How to plant an Inga seedling

Use a knife to cut open the bag open and so avoid damaging the roots. Click on the image to view a clip of planting

Although not rocket-science planting Inga seedlings in abandoned sites requires some basic preparation and thought. Transplanting a seedling can stress it significantly as both the roots and leaves will experience a significant change in water relations. In addition the roots are very fragile and can suffer significant mechanical damage, whilst the leaves can be badly damaged by the sudden exposure to bright and direct light. For both of these reasons it is advisable to only plant seedlings in the wet season, ideally at the beginning so that there remain a couple of months of cloudy wet conditions that will give the seedlings time to grow their roots and adapt their leaves. Continue reading How to plant an Inga seedling

First Inga agroforest plot in the Amazon planted

Planting the first Inga agroforest plot at the Motacusal community. It took us two days to plant ca 1,300 seedlings. Click on the image to see a clip of the planting.
Over two days at the end of February,  together with Terry Pennington from Kew and Jaime Leon from Peru our team worked with the community of Motacusal to plant the first Inga agroforest plot in the Amazon.  We planted 1,300 seedlings in a mixed system, 0.23 ha for annual crops (rice, maize, beans etc) and 0.7 ha for fruit trees (acaí, Cacao, Annona, acerola, cupuaçu). Inga edulis seedlings were planted in rows 4 m apart. Within each row the spacing for the production of annual crops is 50 cm for the production of fruit trees , 4 m. 

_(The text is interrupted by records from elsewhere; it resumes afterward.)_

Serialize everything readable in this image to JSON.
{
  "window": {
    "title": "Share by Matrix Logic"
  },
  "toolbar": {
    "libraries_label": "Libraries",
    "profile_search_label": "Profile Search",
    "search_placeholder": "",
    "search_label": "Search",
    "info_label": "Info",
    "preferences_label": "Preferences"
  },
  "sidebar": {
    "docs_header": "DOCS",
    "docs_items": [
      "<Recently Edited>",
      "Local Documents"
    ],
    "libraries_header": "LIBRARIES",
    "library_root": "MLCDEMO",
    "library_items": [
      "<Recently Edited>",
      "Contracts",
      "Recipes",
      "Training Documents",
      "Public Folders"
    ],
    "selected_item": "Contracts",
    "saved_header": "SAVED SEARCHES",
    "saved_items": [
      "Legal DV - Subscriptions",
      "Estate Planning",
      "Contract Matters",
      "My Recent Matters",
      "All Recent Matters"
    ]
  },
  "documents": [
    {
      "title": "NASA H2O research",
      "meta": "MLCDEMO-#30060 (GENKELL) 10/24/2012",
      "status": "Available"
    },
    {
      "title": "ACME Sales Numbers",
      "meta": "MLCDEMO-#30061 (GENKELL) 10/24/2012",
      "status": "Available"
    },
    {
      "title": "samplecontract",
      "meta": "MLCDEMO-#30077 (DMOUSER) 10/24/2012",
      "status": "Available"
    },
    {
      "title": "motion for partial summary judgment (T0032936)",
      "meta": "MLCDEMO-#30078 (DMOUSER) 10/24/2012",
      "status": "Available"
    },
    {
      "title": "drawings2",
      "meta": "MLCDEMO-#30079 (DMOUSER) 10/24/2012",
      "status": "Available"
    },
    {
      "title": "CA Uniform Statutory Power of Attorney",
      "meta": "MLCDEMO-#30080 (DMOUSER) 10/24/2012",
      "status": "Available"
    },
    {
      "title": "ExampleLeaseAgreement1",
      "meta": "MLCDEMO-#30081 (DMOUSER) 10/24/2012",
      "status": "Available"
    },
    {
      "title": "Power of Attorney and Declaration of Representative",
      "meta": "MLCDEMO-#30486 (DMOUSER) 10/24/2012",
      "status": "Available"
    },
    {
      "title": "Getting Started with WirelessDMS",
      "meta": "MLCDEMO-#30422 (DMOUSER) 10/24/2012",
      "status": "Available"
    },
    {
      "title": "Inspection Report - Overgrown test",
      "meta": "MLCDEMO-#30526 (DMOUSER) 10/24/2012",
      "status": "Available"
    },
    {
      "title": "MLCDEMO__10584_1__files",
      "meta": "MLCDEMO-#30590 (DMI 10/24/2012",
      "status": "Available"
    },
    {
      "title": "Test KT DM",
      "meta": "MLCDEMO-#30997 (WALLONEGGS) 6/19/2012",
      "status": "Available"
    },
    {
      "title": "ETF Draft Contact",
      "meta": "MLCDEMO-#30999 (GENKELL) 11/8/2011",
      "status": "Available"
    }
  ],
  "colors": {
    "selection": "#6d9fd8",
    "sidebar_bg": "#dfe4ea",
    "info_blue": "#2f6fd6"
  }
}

Continue reading First Inga agroforest plot in the Amazon planted